Physiological, Behavioral and Subjective Effects of Drugs (GHB)
The purpose of this study is to learn more about the effects of gamma-hydroxybutyric acid (GHB) by comparing its physiological, behavioral and subjective effects with those of several other drugs.
The purpose of this study is to learn more about the effects of gamma-hydroxybutyric acid by comparing its physiological, behavioral and subjective effects with those of several other drugs.
This trial will be conducted as a double-blind, double-dummy, placebo-controlled, counter-balanced (Latin-square design) crossover study in volunteers with histories of sedative abuse. Volunteers will be recruited through advertising and word-of-mouth.
Volunteers will reside on our residential research unit for the duration of the study and participate in a maximum of 16 experimental sessions. Sessions will be conducted five days a week (Monday through Friday). The primary subjective and behavioral measures will be taken before drug administration and at 0.5, 1, 2, 3, 4, 6, 8, 12 and 24 hours after drug administration.
Allocation: Non-Randomized, Control: Placebo Control, Endpoint Classification: Pharmacodynamics Study, Intervention Model: Crossover Assignment, Masking: Double Blind (Subject, Caregiver, Investigator, Outcomes Assessor), Primary Purpose: Prevention
sodium oxybate, triazolam and pentobarbital
Johns Hopkins University School of Medicine/Bayview Medical Center
Results (where available)
- Source: http://clinicaltrials.gov/show/NCT00058955
- Information obtained from ClinicalTrials.gov on July 15, 2010
The purpose of this study is to determine the relative abuse potential of ramelteon, once daily (QD), compared to triazolam in subjects with a history of drug abuse.
The present protocol proposes study of the recently approved compound sodium oxybate (Xyrem), a GABAB and a g-hydroxybutyric acid (GHB) receptor agonist, for the study of persistent sympto...
To compare the safety and tolerability of sodium oxybate given as a combination of an oral solution and oral tablets for 4 weeks in subjects with fibromyalgia (FM).
The purpose of this study is to determine whether Xyrem (sodium oxybate) is effective when used alone to treat the pain and sleep disturbances of fibromyalgia.
Chronic fatigue syndrome (CFS) is a disabling, unexplained disorder characterized by physical and mental exhaustion. Complaints of disturbed and unrefreshing sleep are very common in CFS p...

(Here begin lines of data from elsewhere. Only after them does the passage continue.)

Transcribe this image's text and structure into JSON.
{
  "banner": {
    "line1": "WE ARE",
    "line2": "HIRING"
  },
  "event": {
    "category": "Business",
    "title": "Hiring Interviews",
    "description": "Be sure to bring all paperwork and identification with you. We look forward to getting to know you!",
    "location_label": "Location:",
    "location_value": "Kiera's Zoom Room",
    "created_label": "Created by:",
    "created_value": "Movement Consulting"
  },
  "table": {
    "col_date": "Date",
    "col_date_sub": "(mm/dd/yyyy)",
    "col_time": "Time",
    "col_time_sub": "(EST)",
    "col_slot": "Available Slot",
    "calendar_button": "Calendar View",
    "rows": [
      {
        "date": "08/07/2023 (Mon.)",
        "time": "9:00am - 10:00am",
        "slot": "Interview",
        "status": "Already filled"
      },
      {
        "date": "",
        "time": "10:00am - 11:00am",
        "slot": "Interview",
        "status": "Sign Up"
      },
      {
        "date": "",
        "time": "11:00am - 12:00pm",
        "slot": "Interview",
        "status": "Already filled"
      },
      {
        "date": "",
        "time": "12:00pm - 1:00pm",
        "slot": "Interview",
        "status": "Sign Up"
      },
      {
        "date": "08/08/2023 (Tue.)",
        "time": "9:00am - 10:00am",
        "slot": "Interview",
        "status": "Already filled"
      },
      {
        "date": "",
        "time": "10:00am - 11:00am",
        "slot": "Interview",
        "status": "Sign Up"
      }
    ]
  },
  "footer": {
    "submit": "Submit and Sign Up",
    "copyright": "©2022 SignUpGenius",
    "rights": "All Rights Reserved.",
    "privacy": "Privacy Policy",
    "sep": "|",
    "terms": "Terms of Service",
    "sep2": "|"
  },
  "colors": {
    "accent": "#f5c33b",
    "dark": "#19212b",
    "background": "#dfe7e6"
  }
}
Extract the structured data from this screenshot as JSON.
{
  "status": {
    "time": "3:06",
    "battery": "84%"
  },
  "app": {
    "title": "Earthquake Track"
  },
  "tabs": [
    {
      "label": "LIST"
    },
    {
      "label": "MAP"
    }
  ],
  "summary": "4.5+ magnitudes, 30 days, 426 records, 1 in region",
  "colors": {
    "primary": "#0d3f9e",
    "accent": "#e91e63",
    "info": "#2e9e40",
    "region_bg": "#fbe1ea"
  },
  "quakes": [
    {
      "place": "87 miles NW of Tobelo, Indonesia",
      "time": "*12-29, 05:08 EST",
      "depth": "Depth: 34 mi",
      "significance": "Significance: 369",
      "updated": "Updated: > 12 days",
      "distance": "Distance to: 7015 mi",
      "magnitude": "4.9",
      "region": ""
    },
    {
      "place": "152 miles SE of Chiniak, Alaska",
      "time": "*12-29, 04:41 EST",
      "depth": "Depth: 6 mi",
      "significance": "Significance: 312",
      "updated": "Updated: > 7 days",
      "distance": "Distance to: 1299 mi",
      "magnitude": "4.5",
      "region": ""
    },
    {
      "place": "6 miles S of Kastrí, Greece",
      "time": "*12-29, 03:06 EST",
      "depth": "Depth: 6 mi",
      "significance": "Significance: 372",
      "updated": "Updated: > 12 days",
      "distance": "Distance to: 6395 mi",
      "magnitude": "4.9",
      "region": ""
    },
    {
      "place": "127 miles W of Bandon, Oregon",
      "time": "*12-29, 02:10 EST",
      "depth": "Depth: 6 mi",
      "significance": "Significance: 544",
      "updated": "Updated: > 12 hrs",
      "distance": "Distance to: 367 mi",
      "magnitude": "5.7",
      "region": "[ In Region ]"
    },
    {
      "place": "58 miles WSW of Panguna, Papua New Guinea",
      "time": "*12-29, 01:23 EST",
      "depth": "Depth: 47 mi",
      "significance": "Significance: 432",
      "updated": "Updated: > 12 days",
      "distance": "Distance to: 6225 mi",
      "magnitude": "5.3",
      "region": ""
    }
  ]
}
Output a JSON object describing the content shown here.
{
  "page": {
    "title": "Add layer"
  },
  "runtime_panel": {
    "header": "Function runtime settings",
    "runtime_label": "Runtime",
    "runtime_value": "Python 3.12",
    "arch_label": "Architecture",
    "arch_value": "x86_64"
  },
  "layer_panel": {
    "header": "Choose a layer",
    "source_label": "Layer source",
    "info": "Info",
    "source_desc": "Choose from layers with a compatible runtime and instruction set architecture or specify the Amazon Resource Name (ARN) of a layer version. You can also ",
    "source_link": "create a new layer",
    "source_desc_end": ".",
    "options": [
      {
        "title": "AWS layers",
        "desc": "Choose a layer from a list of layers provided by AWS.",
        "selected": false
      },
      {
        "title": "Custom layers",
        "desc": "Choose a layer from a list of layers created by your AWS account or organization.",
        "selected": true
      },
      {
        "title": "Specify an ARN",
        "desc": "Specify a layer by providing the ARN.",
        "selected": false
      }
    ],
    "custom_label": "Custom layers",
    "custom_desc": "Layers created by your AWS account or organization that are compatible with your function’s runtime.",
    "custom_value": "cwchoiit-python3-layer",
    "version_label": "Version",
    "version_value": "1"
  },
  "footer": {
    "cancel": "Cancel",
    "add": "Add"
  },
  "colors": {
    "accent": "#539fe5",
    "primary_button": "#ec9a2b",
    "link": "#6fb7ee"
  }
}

The purpose of this report is to describe a 57-year-old man who was admitted to a nursing facility for physical therapy. His home medication list included sodium oxybate. This article will provide the...
This study was conducted to evaluate the sedative effects of Arachis hypogaea L. stem and leaf extract (AHSLE) and determine its effect pathways through γ-aminobutyric acid (GABA)-gated channels on m...
Benzodiazepines (BDZs) are the gold standard in the treatment of alcohol withdrawal syndrome (AWS). Sodium oxybate (SMO) has been tested as a treatment for AWS with encouraging results. The aim of thi...
Intravenous pentobarbital has been used in the past to sedate pediatric patients in preparation for MRI; however, the drug has unpredictable sedation time. Dexmedetomidine, because of its short half-l...
Clonidine has sedative and analgesic properties. Randomized studies examining these properties in mechanically ventilated ICU patients are scarce. This study was designed to assess the impact of cloni...
Medical and Biotech [MESH] Definitions
The sodium salt of 4-hydroxybutyric acid. Anesthetic used for both induction and maintenance. It may cause bradycardia and dyskinesias.
A short-acting benzodiazepine used in the treatment of insomnia. Some countries temporarily withdrew triazolam from the market because of concerns about adverse reactions, mostly psychological, associated with higher dose ranges. Its use at lower doses with appropriate care and labeling has been reaffirmed by the FDA and most other countries.
A short-acting barbiturate that is effective as a sedative and hypnotic (but not as an anti-anxiety) agent and is usually given orally. It is prescribed more frequently for sleep induction than for sedation but, like similar agents, may lose its effectiveness by the second week of continued administration. (From AMA Drug Evaluations Annual, 1994, p236)
A quinazoline derivative with hypnotic and sedative properties. It has been withdrawn from the market in many countries because of problems with abuse. (From Martindale, The Extra Pharmacopoeia, 30th ed, p604)
Sodium or sodium compounds used in foods or as a food. The most frequently used compounds are sodium chloride or sodium glutamate.